In the mid-sixteenth century, writers like Thomas Wyatt and the Earl of Surrey had started to write sonnets in English, but it wasn’t until the Elizabethan period that the English or Shakespearean sonnet we know so familiarly today came to light. This form has a slight variation on the Petrarchan form by having three quatrains consisting of abab cdcd efef finished off with the couplet gg. Although this, in contemporary terms, is the most well-known form, ‘the peak of Elizabethan enthusiasm for sonnet sequences had already waned’ (p. 728) by this point. In-fact, the sonnet had started to become more and more neglected. It probably reached its lowest point when, in Augustan Literature, Alexander Pope termed it ‘a natural or morbid Secretion from the brain’ (p. 730).

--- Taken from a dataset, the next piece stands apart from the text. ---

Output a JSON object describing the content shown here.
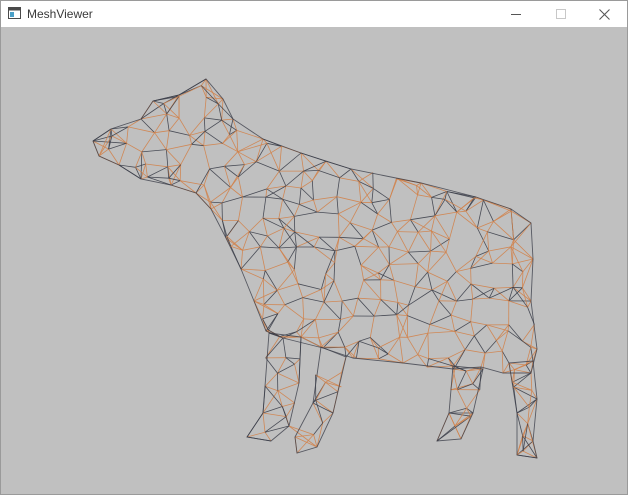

Nevertheless, in the Romantic era the sonnet took on a revival that seemed to favour marginal individuals such as the ‘‘Cockney’ upstarts like Keats and Leigh Hunt’ (p. 732) and female poets like Charlotte Smith, Mary Robinson and Anna Seward. The sonnet, flirting with death, reinvigorated the poets using them and allowed them to breathe new life into the form, able to bring it away from the cliché’s of love and death and use it to respond to more natural themes such as Smith’s ‘To the Moon’ and Keats’ ‘Sonnet on the Sea’. This revival is summed up by ‘Dante Gabriel Rossetti [, who] would put it in the
mid-nineteenth century, [that] the sonnet is ‘a moment’s monument’ (p. 727).
Further down the timeline, we see writers more willing to experiment with the form that can be seen moving in a different, almost opposite direction. In the one hand, we have Gerard Manley Hopkins’ ‘Curtal’ sonnets which have been mathematically attuned to make the English sonnet closer to its Petrarchan predecessor with the introduction of 10 and a half lines; whilst on the other side of the coin, Tony Harrison wrote sonnets such as ‘Book Ends’ which included local dialect, the use of sixteen lines and interchanging
Today, the sonnet still has major appeal and, indeed, relevance to our society. We’ve seen, especially as it’s matured, that it is a fully flexible form willing its writer to produce little sounds in varying degrees of pitch and tone. It would be too difficult to base the fundamental structure of the sonnet on its syllables, lines, rhyme or length: the sonnet, to my mind, is a loose structure that has the ability to expand the smallest idea or image or, equivalently, condense the largest image or idea.
I shall end with my take on a sonnet, written about Picasso:
A Pear-Shaped Cube
In the morning I arise
to wait and play for my knight
the green guitar.
Still not awake I splash on canvas
meditative colours for your
arrival. I must confess
I have changed but still
retain a skill
to encapsulate your mood:
not just knight but
muse. So, if you wake
I will play a cube
aubade; it may now however
have become slightly pear-shaped.